WHAT YOU WILL DO: In how many lines of the records below does the word "distributed" appear? Reply with the number only.

- - - - -

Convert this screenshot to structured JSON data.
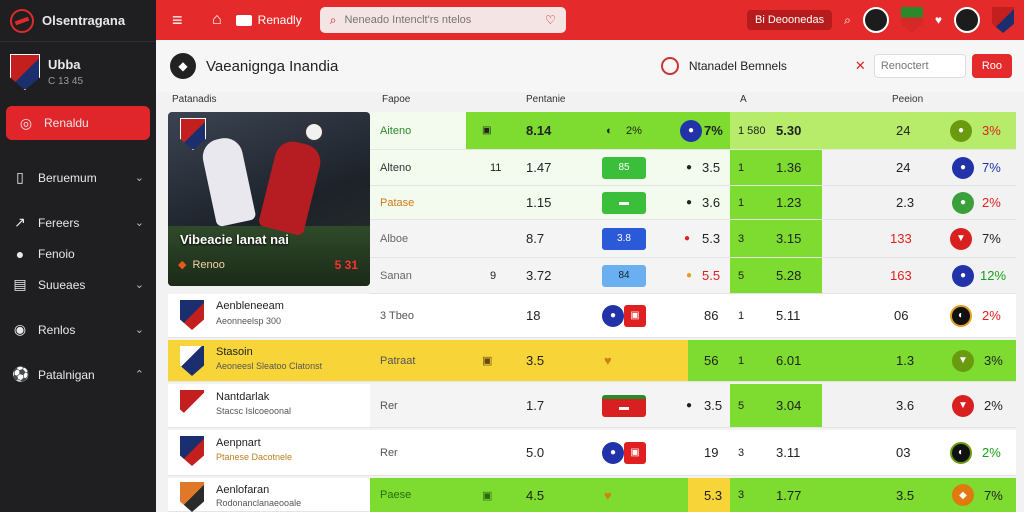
{
  "sidebar": {
    "brand": "Olsentragana",
    "club_name": "Ubba",
    "club_sub": "C 13 45",
    "active_item": "Renaldu",
    "items": [
      {
        "label": "Beruemum",
        "icon": "book-icon"
      },
      {
        "label": "Fereers",
        "icon": "arrow-icon"
      },
      {
        "label": "Fenoio",
        "icon": "ball-icon"
      },
      {
        "label": "Suueaes",
        "icon": "chart-icon"
      },
      {
        "label": "Renlos",
        "icon": "eye-icon"
      },
      {
        "label": "Patalnigan",
        "icon": "soccer-icon"
      }
    ]
  },
  "topbar": {
    "flag_label": "Renadly",
    "search_placeholder": "Neneado Intenclt'rs ntelos",
    "button_label": "Bi Deoonedas"
  },
  "subheader": {
    "title": "Vaeanignga Inandia",
    "middle_label": "Ntanadel Bemnels",
    "input_placeholder": "Renoctert",
    "button_label": "Roo"
  },
  "columns": {
    "c0": "Patanadis",
    "c1": "Fapoe",
    "c2": "Pentanie",
    "c3": "A",
    "c4": "Peeion"
  },
  "hero": {
    "title": "Vibeacie lanat nai",
    "footer": "Renoo",
    "score": "5 31"
  },
  "rows": [
    {
      "name": "Aiteno",
      "cell2": "",
      "v1": "8.14",
      "mid": "2%",
      "v2": "7%",
      "pre": "1  580",
      "v3": "5.30",
      "v4": "24",
      "pct": "3%"
    },
    {
      "name": "Alteno",
      "cell2": "11",
      "v1": "1.47",
      "mid": "85",
      "v2": "3.5",
      "pre": "1",
      "v3": "1.36",
      "v4": "24",
      "pct": "7%"
    },
    {
      "name": "Patase",
      "cell2": "",
      "v1": "1.15",
      "mid": "",
      "v2": "3.6",
      "pre": "1",
      "v3": "1.23",
      "v4": "2.3",
      "pct": "2%"
    },
    {
      "name": "Alboe",
      "cell2": "",
      "v1": "8.7",
      "mid": "3.8",
      "v2": "5.3",
      "pre": "3",
      "v3": "3.15",
      "v4": "133",
      "pct": "7%"
    },
    {
      "name": "Sanan",
      "cell2": "9",
      "v1": "3.72",
      "mid": "84",
      "v2": "5.5",
      "pre": "5",
      "v3": "5.28",
      "v4": "163",
      "pct": "12%"
    },
    {
      "name": "3 Tbeo",
      "cell2": "",
      "v1": "18",
      "mid": "",
      "v2": "86",
      "pre": "1",
      "v3": "5.11",
      "v4": "06",
      "pct": "2%"
    },
    {
      "name": "Patraat",
      "cell2": "",
      "v1": "3.5",
      "mid": "",
      "v2": "56",
      "pre": "1",
      "v3": "6.01",
      "v4": "1.3",
      "pct": "3%"
    },
    {
      "name": "Rer",
      "cell2": "",
      "v1": "1.7",
      "mid": "",
      "v2": "3.5",
      "pre": "5",
      "v3": "3.04",
      "v4": "3.6",
      "pct": "2%"
    },
    {
      "name": "Rer",
      "cell2": "",
      "v1": "5.0",
      "mid": "",
      "v2": "19",
      "pre": "3",
      "v3": "3.11",
      "v4": "03",
      "pct": "2%"
    },
    {
      "name": "Paese",
      "cell2": "",
      "v1": "4.5",
      "mid": "",
      "v2": "5.3",
      "pre": "3",
      "v3": "1.77",
      "v4": "3.5",
      "pct": "7%"
    }
  ],
  "teams": [
    {
      "name": "Aenbleneeam",
      "sub": "Aeonneelsp 300"
    },
    {
      "name": "Stasoin",
      "sub": "Aeoneesl Sleatoo Clatonst"
    },
    {
      "name": "Nantdarlak",
      "sub": "Stacsc Islcoeoonal"
    },
    {
      "name": "Aenpnart",
      "sub": "Ptanese Dacotnele"
    },
    {
      "name": "Aenlofaran",
      "sub": "Rodonanclanaeooale"
    }
  ]
}
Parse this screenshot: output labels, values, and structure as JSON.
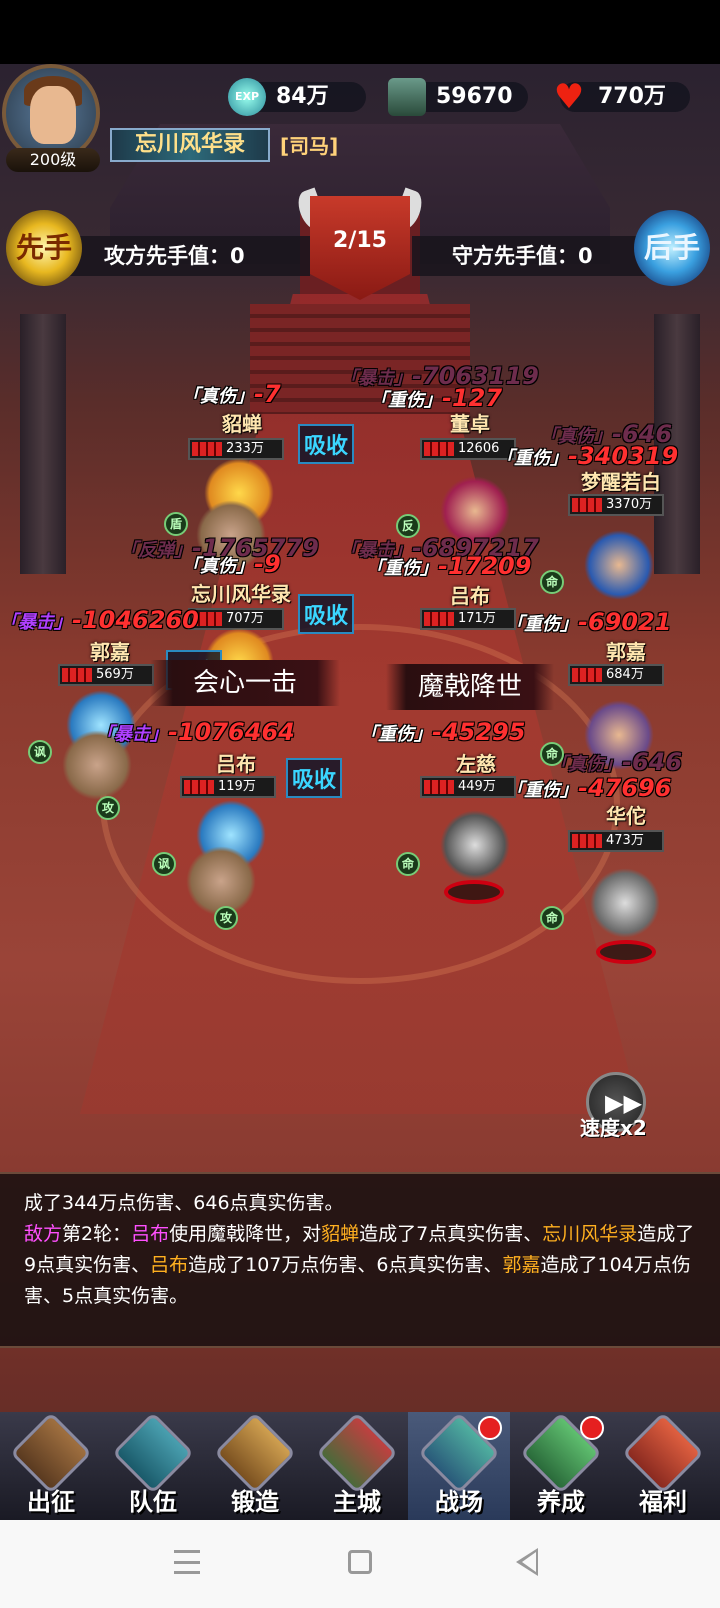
{
  "player": {
    "level": "200级",
    "name": "忘川风华录",
    "tag": "[司马]"
  },
  "resources": {
    "exp": {
      "icon": "exp-orb-icon",
      "icon_text": "EXP",
      "value": "84万"
    },
    "jade": {
      "icon": "jade-ticket-icon",
      "value": "59670"
    },
    "heart": {
      "icon": "heart-icon",
      "value": "770万"
    }
  },
  "battle": {
    "first_badge": "先手",
    "second_badge": "后手",
    "attacker_label": "攻方先手值：0",
    "defender_label": "守方先手值：0",
    "round": "2/15"
  },
  "units_left": [
    {
      "name": "貂蝉",
      "hp": "233万"
    },
    {
      "name": "忘川风华录",
      "hp": "707万"
    },
    {
      "name": "郭嘉",
      "hp": "569万"
    },
    {
      "name": "吕布",
      "hp": "119万"
    }
  ],
  "units_right": [
    {
      "name": "董卓",
      "hp": "12606"
    },
    {
      "name": "梦醒若白",
      "hp": "3370万"
    },
    {
      "name": "吕布",
      "hp": "171万"
    },
    {
      "name": "郭嘉",
      "hp": "684万"
    },
    {
      "name": "左慈",
      "hp": "449万"
    },
    {
      "name": "华佗",
      "hp": "473万"
    }
  ],
  "damage_texts": {
    "zhenshang": "「真伤」",
    "zhongshang": "「重伤」",
    "baoji": "「暴击」",
    "fantan": "「反弹」",
    "d1": "-7",
    "d2": "-127",
    "d3": "-7063119",
    "d4": "-646",
    "d5": "-340319",
    "d6": "-1765779",
    "d7": "-6897217",
    "d8": "-9",
    "d9": "-17209",
    "d10": "-1046260",
    "d11": "-69021",
    "d12": "-1076464",
    "d13": "-45295",
    "d14": "-47696",
    "d15": "-646"
  },
  "absorb_label": "吸收",
  "skills": {
    "left": "会心一击",
    "right": "魔戟降世"
  },
  "status_icons": {
    "hit": "命",
    "counter": "反",
    "shield": "盾",
    "mock": "讽",
    "attack": "攻"
  },
  "speed": {
    "label": "速度x2"
  },
  "log": {
    "line1": "成了344万点伤害、646点真实伤害。",
    "side": "敌方",
    "round": "第2轮：",
    "actor": "吕布",
    "use": "使用魔戟降世，对",
    "t1": "貂蝉",
    "r1": "造成了7点真实伤害、",
    "t2": "忘川风华录",
    "r2": "造成了9点真实伤害、",
    "t3": "吕布",
    "r3": "造成了107万点伤害、6点真实伤害、",
    "t4": "郭嘉",
    "r4": "造成了104万点伤害、5点真实伤害。"
  },
  "nav": [
    {
      "label": "出征",
      "icon": "crossed-swords-icon",
      "badge": false,
      "active": false
    },
    {
      "label": "队伍",
      "icon": "warrior-helmet-icon",
      "badge": false,
      "active": false
    },
    {
      "label": "锻造",
      "icon": "anvil-hammer-icon",
      "badge": false,
      "active": false
    },
    {
      "label": "主城",
      "icon": "castle-icon",
      "badge": false,
      "active": false
    },
    {
      "label": "战场",
      "icon": "battlefield-shield-icon",
      "badge": true,
      "active": true
    },
    {
      "label": "养成",
      "icon": "pagoda-icon",
      "badge": true,
      "active": false
    },
    {
      "label": "福利",
      "icon": "gift-temple-icon",
      "badge": false,
      "active": false
    }
  ],
  "colors": {
    "accent_red": "#ff3030",
    "absorb": "#3ad6ff",
    "log_enemy": "#ff50ff",
    "log_ally": "#ffb020"
  }
}
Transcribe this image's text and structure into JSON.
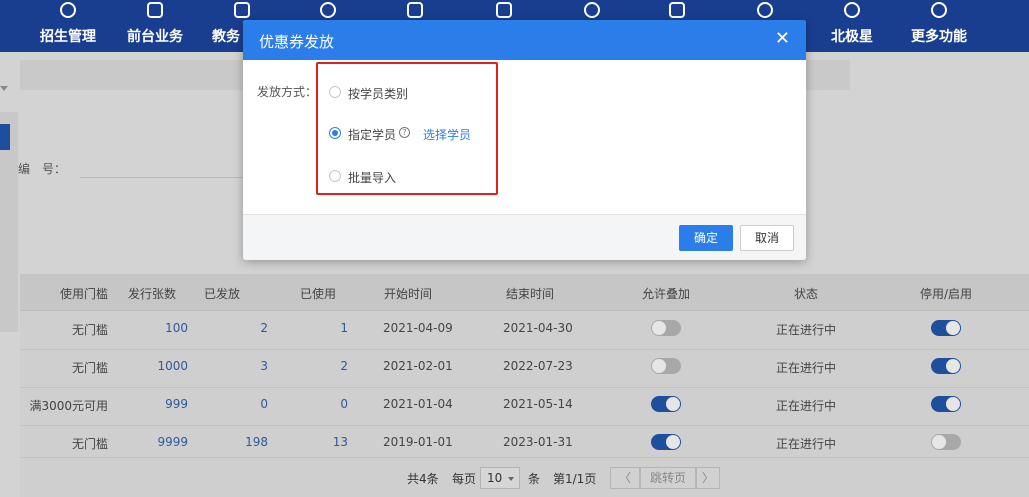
{
  "nav": {
    "items": [
      {
        "label": "招生管理",
        "icon": "user-plus-icon"
      },
      {
        "label": "前台业务",
        "icon": "desk-icon"
      },
      {
        "label": "教务",
        "icon": "book-icon"
      },
      {
        "label": "",
        "icon": "person-icon"
      },
      {
        "label": "",
        "icon": "import-icon"
      },
      {
        "label": "",
        "icon": "home-icon"
      },
      {
        "label": "",
        "icon": "cycle-icon"
      },
      {
        "label": "",
        "icon": "stats-icon"
      },
      {
        "label": "",
        "icon": "target-icon"
      },
      {
        "label": "北极星",
        "icon": "star-icon"
      },
      {
        "label": "更多功能",
        "icon": "more-icon"
      }
    ]
  },
  "filter": {
    "code_label": "编　号："
  },
  "table": {
    "headers": [
      "使用门槛",
      "发行张数",
      "已发放",
      "已使用",
      "开始时间",
      "结束时间",
      "允许叠加",
      "状态",
      "停用/启用"
    ],
    "rows": [
      {
        "threshold": "无门槛",
        "issued": "100",
        "distributed": "2",
        "used": "1",
        "start": "2021-04-09",
        "end": "2021-04-30",
        "stack": false,
        "status": "正在进行中",
        "enabled": true
      },
      {
        "threshold": "无门槛",
        "issued": "1000",
        "distributed": "3",
        "used": "2",
        "start": "2021-02-01",
        "end": "2022-07-23",
        "stack": false,
        "status": "正在进行中",
        "enabled": true
      },
      {
        "threshold": "满3000元可用",
        "issued": "999",
        "distributed": "0",
        "used": "0",
        "start": "2021-01-04",
        "end": "2021-05-14",
        "stack": true,
        "status": "正在进行中",
        "enabled": true
      },
      {
        "threshold": "无门槛",
        "issued": "9999",
        "distributed": "198",
        "used": "13",
        "start": "2019-01-01",
        "end": "2023-01-31",
        "stack": true,
        "status": "正在进行中",
        "enabled": false
      }
    ]
  },
  "pagination": {
    "total": "共4条",
    "per_page_label": "每页",
    "per_page_value": "10",
    "unit": "条",
    "page_info": "第1/1页",
    "prev": "〈",
    "jump": "跳转页",
    "next": "〉"
  },
  "modal": {
    "title": "优惠券发放",
    "close": "✕",
    "field_label": "发放方式：",
    "options": [
      {
        "label": "按学员类别",
        "checked": false
      },
      {
        "label": "指定学员",
        "checked": true,
        "help": "?",
        "action": "选择学员"
      },
      {
        "label": "批量导入",
        "checked": false
      }
    ],
    "confirm": "确定",
    "cancel": "取消"
  },
  "colors": {
    "header": "#1a3e8f",
    "modal_header": "#2b7de9",
    "highlight": "#e02020"
  }
}
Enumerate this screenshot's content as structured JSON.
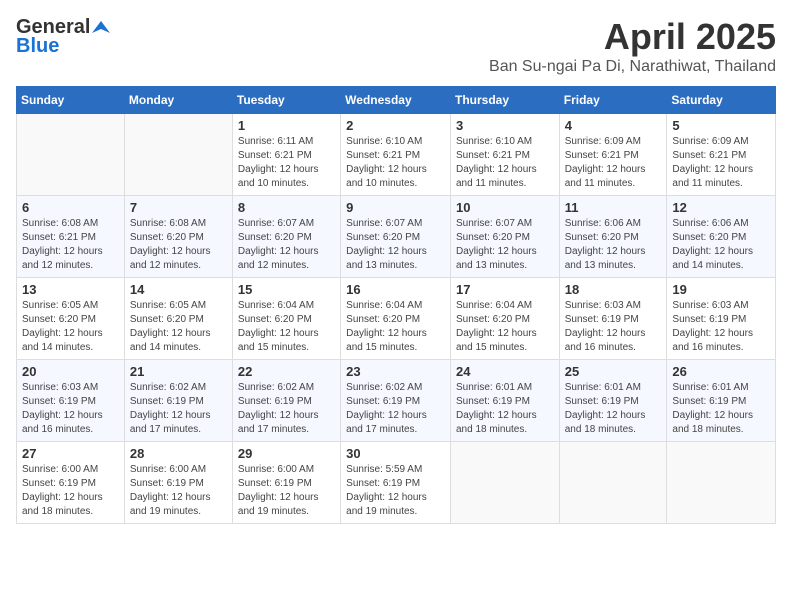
{
  "header": {
    "logo_general": "General",
    "logo_blue": "Blue",
    "title": "April 2025",
    "location": "Ban Su-ngai Pa Di, Narathiwat, Thailand"
  },
  "weekdays": [
    "Sunday",
    "Monday",
    "Tuesday",
    "Wednesday",
    "Thursday",
    "Friday",
    "Saturday"
  ],
  "weeks": [
    [
      {
        "day": "",
        "info": ""
      },
      {
        "day": "",
        "info": ""
      },
      {
        "day": "1",
        "info": "Sunrise: 6:11 AM\nSunset: 6:21 PM\nDaylight: 12 hours\nand 10 minutes."
      },
      {
        "day": "2",
        "info": "Sunrise: 6:10 AM\nSunset: 6:21 PM\nDaylight: 12 hours\nand 10 minutes."
      },
      {
        "day": "3",
        "info": "Sunrise: 6:10 AM\nSunset: 6:21 PM\nDaylight: 12 hours\nand 11 minutes."
      },
      {
        "day": "4",
        "info": "Sunrise: 6:09 AM\nSunset: 6:21 PM\nDaylight: 12 hours\nand 11 minutes."
      },
      {
        "day": "5",
        "info": "Sunrise: 6:09 AM\nSunset: 6:21 PM\nDaylight: 12 hours\nand 11 minutes."
      }
    ],
    [
      {
        "day": "6",
        "info": "Sunrise: 6:08 AM\nSunset: 6:21 PM\nDaylight: 12 hours\nand 12 minutes."
      },
      {
        "day": "7",
        "info": "Sunrise: 6:08 AM\nSunset: 6:20 PM\nDaylight: 12 hours\nand 12 minutes."
      },
      {
        "day": "8",
        "info": "Sunrise: 6:07 AM\nSunset: 6:20 PM\nDaylight: 12 hours\nand 12 minutes."
      },
      {
        "day": "9",
        "info": "Sunrise: 6:07 AM\nSunset: 6:20 PM\nDaylight: 12 hours\nand 13 minutes."
      },
      {
        "day": "10",
        "info": "Sunrise: 6:07 AM\nSunset: 6:20 PM\nDaylight: 12 hours\nand 13 minutes."
      },
      {
        "day": "11",
        "info": "Sunrise: 6:06 AM\nSunset: 6:20 PM\nDaylight: 12 hours\nand 13 minutes."
      },
      {
        "day": "12",
        "info": "Sunrise: 6:06 AM\nSunset: 6:20 PM\nDaylight: 12 hours\nand 14 minutes."
      }
    ],
    [
      {
        "day": "13",
        "info": "Sunrise: 6:05 AM\nSunset: 6:20 PM\nDaylight: 12 hours\nand 14 minutes."
      },
      {
        "day": "14",
        "info": "Sunrise: 6:05 AM\nSunset: 6:20 PM\nDaylight: 12 hours\nand 14 minutes."
      },
      {
        "day": "15",
        "info": "Sunrise: 6:04 AM\nSunset: 6:20 PM\nDaylight: 12 hours\nand 15 minutes."
      },
      {
        "day": "16",
        "info": "Sunrise: 6:04 AM\nSunset: 6:20 PM\nDaylight: 12 hours\nand 15 minutes."
      },
      {
        "day": "17",
        "info": "Sunrise: 6:04 AM\nSunset: 6:20 PM\nDaylight: 12 hours\nand 15 minutes."
      },
      {
        "day": "18",
        "info": "Sunrise: 6:03 AM\nSunset: 6:19 PM\nDaylight: 12 hours\nand 16 minutes."
      },
      {
        "day": "19",
        "info": "Sunrise: 6:03 AM\nSunset: 6:19 PM\nDaylight: 12 hours\nand 16 minutes."
      }
    ],
    [
      {
        "day": "20",
        "info": "Sunrise: 6:03 AM\nSunset: 6:19 PM\nDaylight: 12 hours\nand 16 minutes."
      },
      {
        "day": "21",
        "info": "Sunrise: 6:02 AM\nSunset: 6:19 PM\nDaylight: 12 hours\nand 17 minutes."
      },
      {
        "day": "22",
        "info": "Sunrise: 6:02 AM\nSunset: 6:19 PM\nDaylight: 12 hours\nand 17 minutes."
      },
      {
        "day": "23",
        "info": "Sunrise: 6:02 AM\nSunset: 6:19 PM\nDaylight: 12 hours\nand 17 minutes."
      },
      {
        "day": "24",
        "info": "Sunrise: 6:01 AM\nSunset: 6:19 PM\nDaylight: 12 hours\nand 18 minutes."
      },
      {
        "day": "25",
        "info": "Sunrise: 6:01 AM\nSunset: 6:19 PM\nDaylight: 12 hours\nand 18 minutes."
      },
      {
        "day": "26",
        "info": "Sunrise: 6:01 AM\nSunset: 6:19 PM\nDaylight: 12 hours\nand 18 minutes."
      }
    ],
    [
      {
        "day": "27",
        "info": "Sunrise: 6:00 AM\nSunset: 6:19 PM\nDaylight: 12 hours\nand 18 minutes."
      },
      {
        "day": "28",
        "info": "Sunrise: 6:00 AM\nSunset: 6:19 PM\nDaylight: 12 hours\nand 19 minutes."
      },
      {
        "day": "29",
        "info": "Sunrise: 6:00 AM\nSunset: 6:19 PM\nDaylight: 12 hours\nand 19 minutes."
      },
      {
        "day": "30",
        "info": "Sunrise: 5:59 AM\nSunset: 6:19 PM\nDaylight: 12 hours\nand 19 minutes."
      },
      {
        "day": "",
        "info": ""
      },
      {
        "day": "",
        "info": ""
      },
      {
        "day": "",
        "info": ""
      }
    ]
  ]
}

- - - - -

SOLUTION FOR THIS EXERCISE: 4